Mirror, Mirror on the Wall ...
A risk of showing yourself smart in some areas is that people start soliciting your views on other things, too. A disciplined mind will recognize topics less subordinated to its vise-like grasp and qualify its responses as perhaps not fully informed.
Work, however, on television might well vitiate this impulse. Such would seem to be the case with foreign-policy expert turned CNN host Fareed Zakaria, who has swung outside his scholarly power zone to pronounce rather vapidly on matters to do with STEM education.
In Why America's Obsession with STEM Education Is Dangerous, widely circulated and commented on over the last week, Zakaria marshals sophistic rhetoric to defend liberal education against incursions supposedly being mounted by a push for technical, job-related skills under the rubric of STEM education.
Talk Both Fast and Loose
Let’s examine just the first paragraph to take some of the stuffing out of the STEM straw man Zakaria constructs:
“If Americans are united in any conviction these days, it is that we urgently need to shift the country’s education toward the teaching of specific, technical skills. Every month, it seems, we hear about our children’s bad test scores in math and science – and about new initiatives from companies, universities or foundation to expand STEM courses (science, technology, engineering and math) and deemphasize the humanities.”
To be sure, the humanities are up against it these days, what with small, tuition-driven liberal arts schools in crisis (RIP Sweet Briar College). The threat is not coming from STEM education supporters, though; if anything, the “STEAM” arguments – adding an “A” for arts to the STEM formula – are where the action is in the field. But STEM education activists are not actually whom Zakaria has in mind.
“From President Obama on down, public officials have cautioned against pursuing degrees like art history…. Republicans want to go several steps further and defund these kinds of majors. ‘Is it a vital interest of the state to have more anthropologists?’ asked Florida’s Gov. Rick Scott. ‘I don’t think so.’”
Except that, um, President Obama walked back his “caution” almost immediately, retracting it in a hand-written note to a leading art historian at the University of Texas: “Let me apologize for my off-the-cuff remarks. I was making a point about the jobs market, not the value of art history… I was trying to encourage young people who may not be predisposed to a four year college experience to be open to technical training that can lead them to an honorable career.”
At Least He Apologizes
Republicans, on the other hand, get truly exercised about “S” topics, not “A” topics. Take, oh, evolution, for example. The Republican “war on science” is fully detailed in a 2006 book called … The Republican War on Science. And pronouncements from the right on climate change, reproductive biology, the fossil record, etc., only further substantiate the book’s claims. Academic research elucidates this phenomenon to a demoralizing degree.
How Zakaria's Piece Has Played
Anyway, my arguments with Zakaria's piece find expansion and diversification among other, lengthier responses.
- Chad Orzel is a physics professor and insightful commentator on science in pop culture. He dissects the “jiu-jitsu” of Zakaria’s argument inside an informed discussion of the slippery rhetorical moves people often make in critiquing science education.

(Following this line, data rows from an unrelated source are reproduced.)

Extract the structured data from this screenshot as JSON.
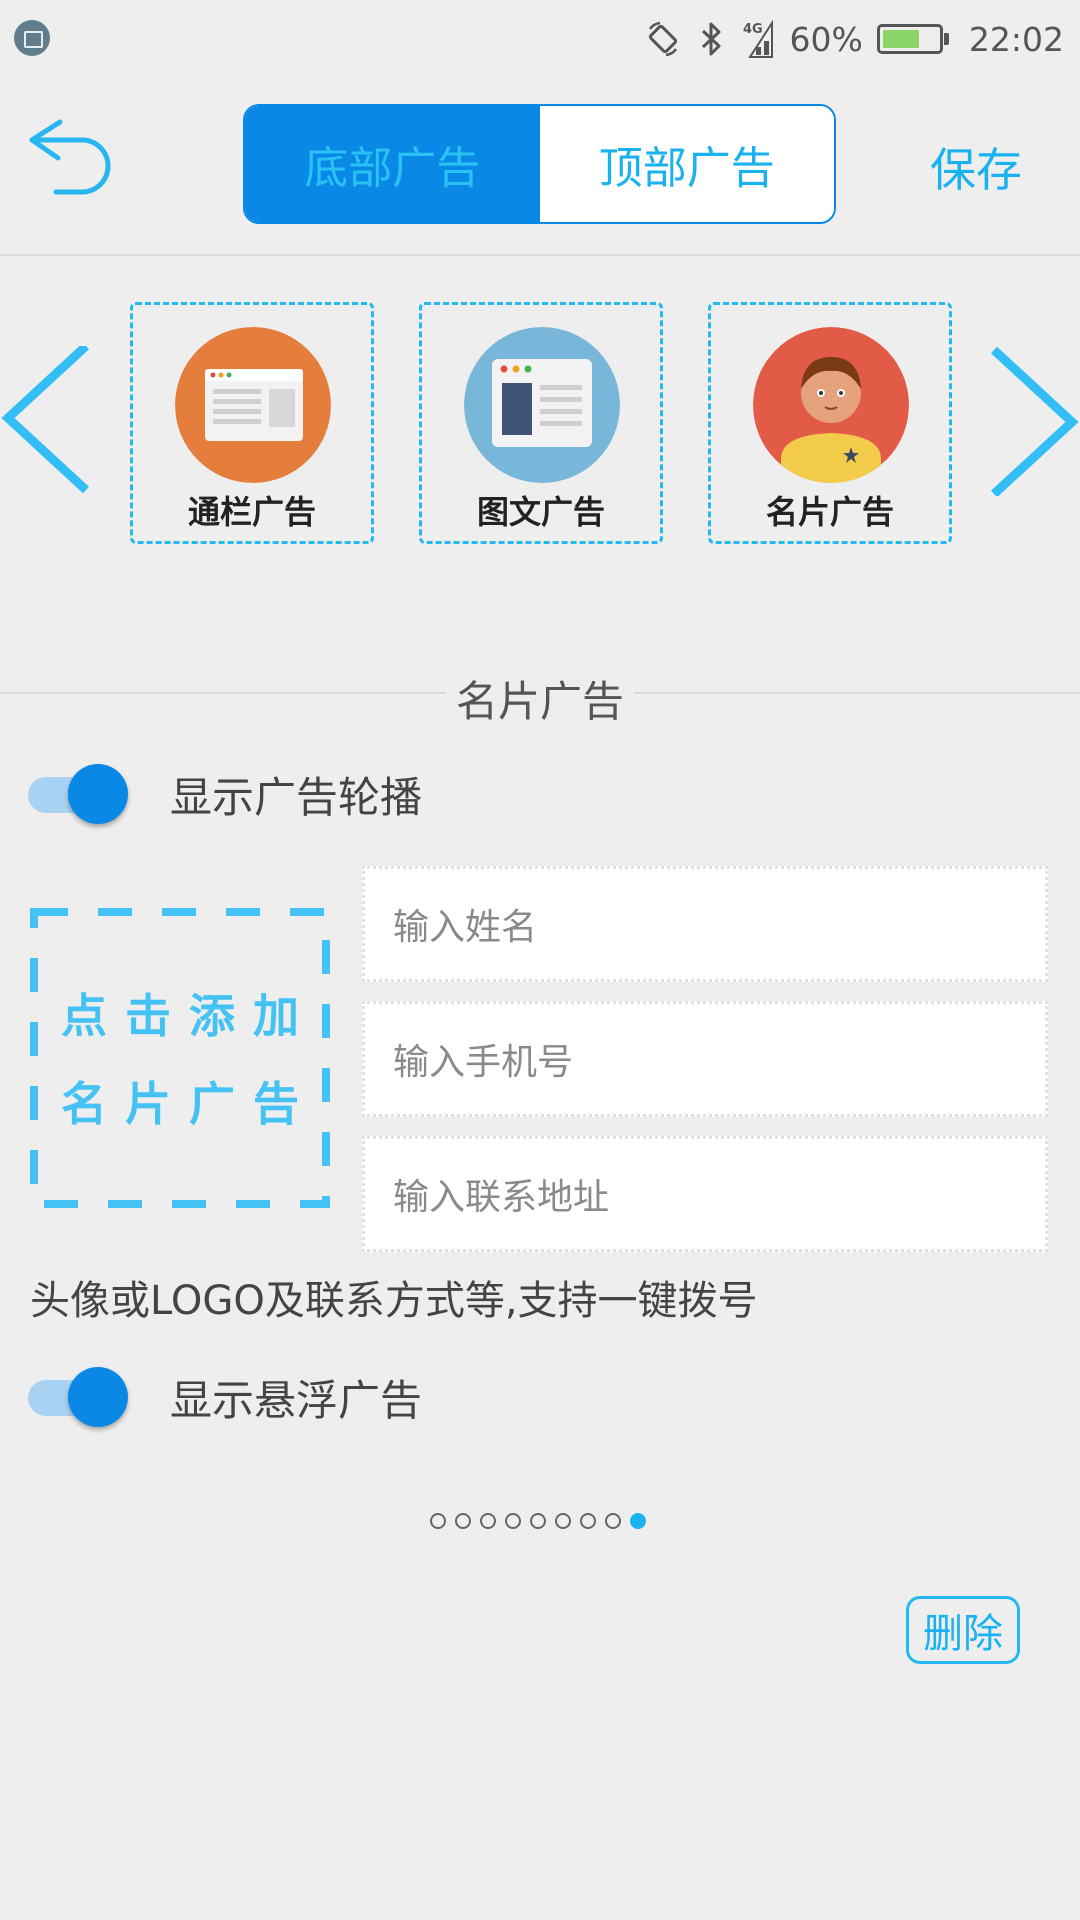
{
  "status_bar": {
    "battery_percent": "60%",
    "time": "22:02",
    "network_label": "4G",
    "icons": [
      "screenshot-app-icon",
      "rotation-lock-icon",
      "bluetooth-icon",
      "signal-icon",
      "battery-icon"
    ]
  },
  "header": {
    "tabs": [
      {
        "label": "底部广告",
        "active": true
      },
      {
        "label": "顶部广告",
        "active": false
      }
    ],
    "save_label": "保存",
    "back_icon": "back-arrow-icon"
  },
  "ad_types": [
    {
      "label": "通栏广告",
      "icon": "banner-ad-icon",
      "color": "#e57d3c"
    },
    {
      "label": "图文广告",
      "icon": "image-text-ad-icon",
      "color": "#78b6da"
    },
    {
      "label": "名片广告",
      "icon": "business-card-ad-icon",
      "color": "#e25b47"
    }
  ],
  "section_title": "名片广告",
  "toggles": {
    "carousel_label": "显示广告轮播",
    "carousel_on": true,
    "floating_label": "显示悬浮广告",
    "floating_on": true
  },
  "card_form": {
    "add_line1": "点击添加",
    "add_line2": "名片广告",
    "name_placeholder": "输入姓名",
    "phone_placeholder": "输入手机号",
    "address_placeholder": "输入联系地址",
    "hint": "头像或LOGO及联系方式等,支持一键拨号"
  },
  "pager": {
    "total": 9,
    "current": 9
  },
  "delete_label": "删除",
  "colors": {
    "primary": "#0a88e6",
    "accent": "#1ab1ef",
    "background": "#eeeeee"
  }
}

- Another STEM faculty member, Jalees Rehman, catalogues four “misrepresentations” of STEM education in Zakaria’s piece. He pleads finally for moving beyond the C.P. Snow-type model of “two cultures” and working instead on integrating liberal arts and STEM disciplines to “improve the overall quality of education.”
- Mariappan Jawaharlal, a mechanical engineering professor, could have started off his piece insisting on an intention not to bury Zakaria but to praise him. Then he proceeds to bury him. Deeply.
- And in the screed department, though no less well reasoned, is physics instructor Chuck Pearson’s takedown. It opens up softly, “So, I got this stupid piece on STEM education shared several hundred times on my timelines this weekend,” and goes on from there.
A Constructive Conclusion
One larger challenge underlying all these responses, as well as Zakaria’s own piece, lies in the need broadly to reimagine and then reconstruct STEM education. This operation should better align with the cognitive, cultural, socioeconomic, and gender diversity of current student populations.
Dave Goldberg and Mark Somerville have thought and written deeply about this topic, most fully in their book A Whole New Engineer. Published just the day before Zakaria’s piece, their brief resignification of “diversity” in the STEM education discussion nevertheless answers its main complaint about “narrowness” in technical education. It points intelligently towards how the field can transcend this narrowness that Zakaria and most everyone else agrees limits its appeal and utility.
What do you think about Zakaria’s piece? Is STEM education too narrow for all the aspirations and expectations loaded onto it? Where, if at all, do liberal arts connect with STEM disciplines? Send us your views or leave them in comments.
Eric Iversen is VP for Learning and Communications at Start Engineering. He has written and spoken widely on engineering education in the K-12 arena. You can write to him about this topic, especially when he gets stuff wrong, at email@example.com.
You can also follow along on Twitter @StartEngNow.